═══ DATA SHOWN
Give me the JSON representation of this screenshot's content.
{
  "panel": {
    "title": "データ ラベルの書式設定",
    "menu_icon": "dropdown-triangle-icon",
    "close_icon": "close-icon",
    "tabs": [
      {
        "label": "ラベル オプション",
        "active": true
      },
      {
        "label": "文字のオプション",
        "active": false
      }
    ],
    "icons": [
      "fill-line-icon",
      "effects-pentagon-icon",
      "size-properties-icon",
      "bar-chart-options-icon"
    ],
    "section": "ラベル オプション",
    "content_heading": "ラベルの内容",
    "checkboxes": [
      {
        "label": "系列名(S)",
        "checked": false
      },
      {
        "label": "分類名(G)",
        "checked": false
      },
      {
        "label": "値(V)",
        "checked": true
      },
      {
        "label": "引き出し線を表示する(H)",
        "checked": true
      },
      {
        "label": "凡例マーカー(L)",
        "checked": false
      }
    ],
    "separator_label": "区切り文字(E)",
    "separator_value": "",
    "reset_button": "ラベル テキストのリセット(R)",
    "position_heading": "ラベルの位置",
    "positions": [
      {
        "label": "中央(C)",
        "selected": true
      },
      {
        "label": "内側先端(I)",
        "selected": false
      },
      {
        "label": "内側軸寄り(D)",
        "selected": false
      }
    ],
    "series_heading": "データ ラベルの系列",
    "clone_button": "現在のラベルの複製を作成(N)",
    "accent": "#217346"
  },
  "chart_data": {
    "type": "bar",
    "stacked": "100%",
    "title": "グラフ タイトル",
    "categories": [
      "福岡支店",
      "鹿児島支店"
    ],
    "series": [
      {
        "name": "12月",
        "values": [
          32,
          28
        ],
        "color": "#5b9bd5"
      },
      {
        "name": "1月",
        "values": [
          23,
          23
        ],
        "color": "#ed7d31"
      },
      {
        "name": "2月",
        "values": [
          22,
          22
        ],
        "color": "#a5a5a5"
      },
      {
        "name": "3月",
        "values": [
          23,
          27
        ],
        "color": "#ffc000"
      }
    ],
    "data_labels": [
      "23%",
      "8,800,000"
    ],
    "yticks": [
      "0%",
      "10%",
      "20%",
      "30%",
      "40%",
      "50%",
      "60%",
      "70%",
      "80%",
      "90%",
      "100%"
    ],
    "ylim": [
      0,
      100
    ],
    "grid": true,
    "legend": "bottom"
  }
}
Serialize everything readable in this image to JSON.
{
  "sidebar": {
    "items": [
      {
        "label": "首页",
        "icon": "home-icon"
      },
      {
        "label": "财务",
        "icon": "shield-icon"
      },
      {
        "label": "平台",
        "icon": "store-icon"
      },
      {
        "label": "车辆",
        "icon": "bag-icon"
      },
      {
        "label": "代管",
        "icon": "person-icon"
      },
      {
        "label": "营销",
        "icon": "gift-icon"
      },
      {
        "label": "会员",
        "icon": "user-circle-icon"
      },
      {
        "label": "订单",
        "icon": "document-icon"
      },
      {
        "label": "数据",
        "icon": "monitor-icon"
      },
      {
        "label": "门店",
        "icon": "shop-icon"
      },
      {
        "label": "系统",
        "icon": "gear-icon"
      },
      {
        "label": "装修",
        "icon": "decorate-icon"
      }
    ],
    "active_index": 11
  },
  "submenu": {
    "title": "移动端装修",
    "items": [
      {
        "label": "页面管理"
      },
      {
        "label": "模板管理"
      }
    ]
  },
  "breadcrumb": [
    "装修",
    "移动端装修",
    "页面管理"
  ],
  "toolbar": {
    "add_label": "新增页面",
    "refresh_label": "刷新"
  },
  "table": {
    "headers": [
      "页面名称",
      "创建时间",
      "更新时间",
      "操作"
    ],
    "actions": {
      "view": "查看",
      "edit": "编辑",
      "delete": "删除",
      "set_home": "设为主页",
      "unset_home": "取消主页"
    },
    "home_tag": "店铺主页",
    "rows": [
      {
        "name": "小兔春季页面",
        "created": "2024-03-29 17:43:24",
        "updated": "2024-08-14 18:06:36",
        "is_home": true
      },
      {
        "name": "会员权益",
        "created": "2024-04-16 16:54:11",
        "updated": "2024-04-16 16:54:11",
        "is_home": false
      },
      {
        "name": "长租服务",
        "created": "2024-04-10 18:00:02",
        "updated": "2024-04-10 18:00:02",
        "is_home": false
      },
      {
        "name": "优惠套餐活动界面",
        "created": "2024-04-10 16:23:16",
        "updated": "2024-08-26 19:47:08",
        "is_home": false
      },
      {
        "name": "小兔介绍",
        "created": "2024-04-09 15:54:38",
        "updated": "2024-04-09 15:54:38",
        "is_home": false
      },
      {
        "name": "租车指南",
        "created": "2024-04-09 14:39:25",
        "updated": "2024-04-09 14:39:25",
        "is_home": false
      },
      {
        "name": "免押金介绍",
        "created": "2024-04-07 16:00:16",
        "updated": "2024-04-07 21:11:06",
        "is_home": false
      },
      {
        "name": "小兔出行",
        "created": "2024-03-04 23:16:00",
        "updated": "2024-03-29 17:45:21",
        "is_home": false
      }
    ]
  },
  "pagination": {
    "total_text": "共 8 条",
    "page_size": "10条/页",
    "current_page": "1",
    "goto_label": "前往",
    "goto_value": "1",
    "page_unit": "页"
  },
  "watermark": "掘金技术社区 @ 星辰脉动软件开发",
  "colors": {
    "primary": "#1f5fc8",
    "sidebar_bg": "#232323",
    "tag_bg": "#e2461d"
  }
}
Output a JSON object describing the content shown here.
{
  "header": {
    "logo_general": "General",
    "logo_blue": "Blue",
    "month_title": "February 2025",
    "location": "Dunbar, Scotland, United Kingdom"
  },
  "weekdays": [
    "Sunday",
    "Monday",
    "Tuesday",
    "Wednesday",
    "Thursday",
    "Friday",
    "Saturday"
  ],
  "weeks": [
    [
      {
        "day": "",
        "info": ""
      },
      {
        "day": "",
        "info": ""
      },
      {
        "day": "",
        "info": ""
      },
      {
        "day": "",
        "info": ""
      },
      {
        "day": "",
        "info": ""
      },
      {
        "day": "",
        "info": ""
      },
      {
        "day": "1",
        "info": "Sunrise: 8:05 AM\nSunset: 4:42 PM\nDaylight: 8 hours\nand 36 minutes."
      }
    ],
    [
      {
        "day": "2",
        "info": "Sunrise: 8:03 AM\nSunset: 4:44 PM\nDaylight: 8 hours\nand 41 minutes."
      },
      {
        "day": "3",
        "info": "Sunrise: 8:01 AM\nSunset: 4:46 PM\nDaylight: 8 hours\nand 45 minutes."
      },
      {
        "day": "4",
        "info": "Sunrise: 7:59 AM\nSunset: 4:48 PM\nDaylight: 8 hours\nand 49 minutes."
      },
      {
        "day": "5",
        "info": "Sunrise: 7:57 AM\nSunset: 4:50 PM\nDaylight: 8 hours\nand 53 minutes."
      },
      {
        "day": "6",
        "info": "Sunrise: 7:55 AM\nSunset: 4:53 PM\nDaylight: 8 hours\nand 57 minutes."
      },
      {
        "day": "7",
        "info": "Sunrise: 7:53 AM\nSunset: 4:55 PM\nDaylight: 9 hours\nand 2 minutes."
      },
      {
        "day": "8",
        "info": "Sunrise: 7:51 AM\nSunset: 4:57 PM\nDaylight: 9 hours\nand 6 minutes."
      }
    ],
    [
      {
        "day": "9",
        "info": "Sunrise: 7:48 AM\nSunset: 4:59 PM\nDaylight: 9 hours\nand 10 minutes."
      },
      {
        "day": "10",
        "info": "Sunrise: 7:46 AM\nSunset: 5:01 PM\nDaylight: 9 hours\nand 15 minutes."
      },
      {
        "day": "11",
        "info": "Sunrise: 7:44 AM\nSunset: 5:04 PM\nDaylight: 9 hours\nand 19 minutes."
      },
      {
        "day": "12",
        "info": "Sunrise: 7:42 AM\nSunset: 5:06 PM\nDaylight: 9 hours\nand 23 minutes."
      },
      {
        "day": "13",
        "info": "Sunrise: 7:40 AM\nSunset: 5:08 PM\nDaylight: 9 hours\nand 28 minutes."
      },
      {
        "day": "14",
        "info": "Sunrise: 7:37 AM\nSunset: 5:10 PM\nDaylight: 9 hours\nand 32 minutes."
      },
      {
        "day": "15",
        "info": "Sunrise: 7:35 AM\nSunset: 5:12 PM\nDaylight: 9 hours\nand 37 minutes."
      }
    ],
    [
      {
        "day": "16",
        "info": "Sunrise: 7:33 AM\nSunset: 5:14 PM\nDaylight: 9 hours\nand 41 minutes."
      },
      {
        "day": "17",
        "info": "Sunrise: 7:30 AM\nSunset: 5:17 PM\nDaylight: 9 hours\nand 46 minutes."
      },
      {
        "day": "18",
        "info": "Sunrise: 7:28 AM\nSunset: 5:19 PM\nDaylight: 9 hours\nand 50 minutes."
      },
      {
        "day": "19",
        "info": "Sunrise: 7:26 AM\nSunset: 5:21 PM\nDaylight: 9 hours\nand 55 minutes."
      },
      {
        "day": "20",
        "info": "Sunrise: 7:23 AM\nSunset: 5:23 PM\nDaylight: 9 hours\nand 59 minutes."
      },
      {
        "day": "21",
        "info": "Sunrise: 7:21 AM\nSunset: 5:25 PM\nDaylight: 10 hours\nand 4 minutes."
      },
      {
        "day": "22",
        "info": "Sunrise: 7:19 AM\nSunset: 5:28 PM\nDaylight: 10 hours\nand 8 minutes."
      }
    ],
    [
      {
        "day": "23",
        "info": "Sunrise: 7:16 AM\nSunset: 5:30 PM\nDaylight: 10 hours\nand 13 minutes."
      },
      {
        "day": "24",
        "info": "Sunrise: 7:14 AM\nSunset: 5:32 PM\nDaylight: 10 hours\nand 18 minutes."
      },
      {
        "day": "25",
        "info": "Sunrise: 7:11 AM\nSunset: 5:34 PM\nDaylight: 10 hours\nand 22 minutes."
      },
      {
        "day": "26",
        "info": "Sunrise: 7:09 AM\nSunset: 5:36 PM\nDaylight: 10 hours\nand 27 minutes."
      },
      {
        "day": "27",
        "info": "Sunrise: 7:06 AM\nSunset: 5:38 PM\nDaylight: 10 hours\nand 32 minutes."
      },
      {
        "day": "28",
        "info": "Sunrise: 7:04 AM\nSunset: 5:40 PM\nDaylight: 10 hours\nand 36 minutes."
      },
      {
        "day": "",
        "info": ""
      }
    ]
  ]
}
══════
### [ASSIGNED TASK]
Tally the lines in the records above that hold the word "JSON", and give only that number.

### [TASK OUTPUT]
3